Shotgun King: The Final Checkmate
Top Critic Average
Shotgun King: The Final Checkmate Media
Shotgun King: The Final Checkmate ♟️ Release Trailer
Critic Reviews for Shotgun King: The Final Checkmate
The presentation and content of Shotgun King will put a lot of people off. However, if you like chess and rogue-based games it is well worth a bash. I adored its presentation, it reminded me of games form my youth, yes, I am that old. Pairing one of the oldest games on the planet with rogue-lite elements works far better than it has rights too and Shotgun King is truly unlike anything else I have played. We need more games like this, its what drives the industry forward in a sea of cut and paste shooters and RPG's.
It's a very concise game with a laser focus on its core idea. Framing the action with lo-fi presentation and a daft plot about the black army defecting to the white kingdom, it feels like a forgotten 90s PC game. To that point, there's not much to it beyond the main mode, though there are extras for clearing it — Endless mode is self-explanatory while Chase mode is a interesting take on survival. It's a tight-knit package that, while repetitive in the end, succeeds with its less-is-more approach.
Shotgun King does a wonderful job of setting itself apart from the veritable deluge of roguelikes available today. Its blending of classic chess principles with shooting elements and randomized gameplay makes for a fun and highly replayable experience that we'd suggest you give a shot. If you're looking for a relatively short, addictive game that requires a bit of thinking to get the most out of, Shotgun King is undoubtedly something you should look into.
It may look basic, but don’t be fooled: Shotgun King: The Final Checkmate is packing one hell of an enjoyable strategy game underneath its old-school aesthetic. If you’re not a chess fan you’re going to struggle – but if you are, the only struggle is going to be tearing yourself away from jumping in for just one more game. Playing chess has never felt so bad-ass.
That said, runs are generally quite short, under 20 minutes in most cases, and so it's easy enough to start right back up again after a loss. The presentation is quite clean and straightforward, but there's a strong flash of light that accompanies the defeat of the enemy king–not something that normally affects me, but I did turn it off in the settings menu. It might not be a certain checkmate, but Shotgun King kept me in check more often than not, and it's a pleasant and worthwhile distraction that deserves a spot among the higher tiers of run-based Switch games.
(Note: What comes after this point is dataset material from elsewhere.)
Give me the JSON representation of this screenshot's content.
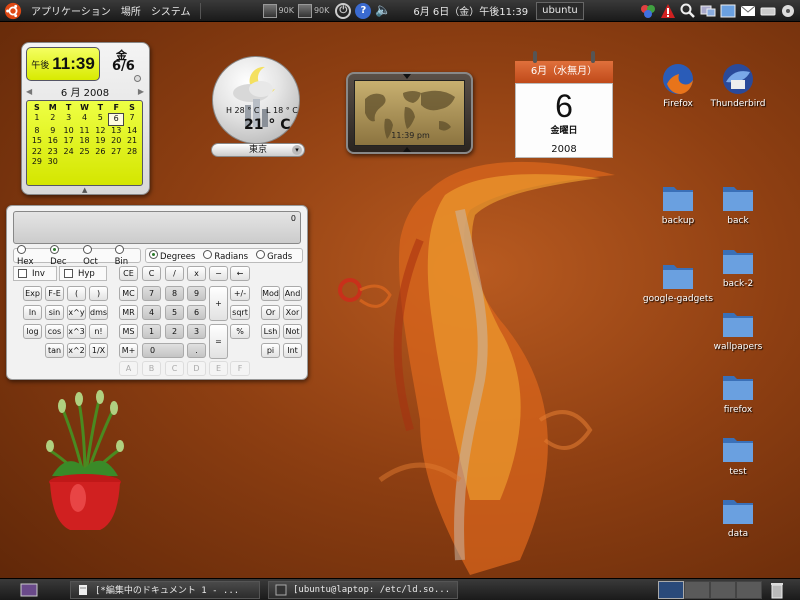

Shotgun King: The Final Checkmate turns chess upside down with its offbeat idea of putting a gun in the hand of a king. Aiming and shooting adds dynamism to matches, and cards with abilities for both armies create unpredictable situations. Even with skill elements, the title maintains the tactical aspect of chess, with coordinated moves by enemy pieces. Despite being creative, the game has numerous problems, such as a steep learning curve, difficulty spikes and randomness so pronounced as to disrupt the tactical elements. There was also a lack of variety, as the runs quickly get repetitive. At least there are several additional modes and difficulties to explore. Simultaneously creative and problematic, Shotgun King: The Final Checkmate is a compelling experience.
Review in Portuguese | Read full review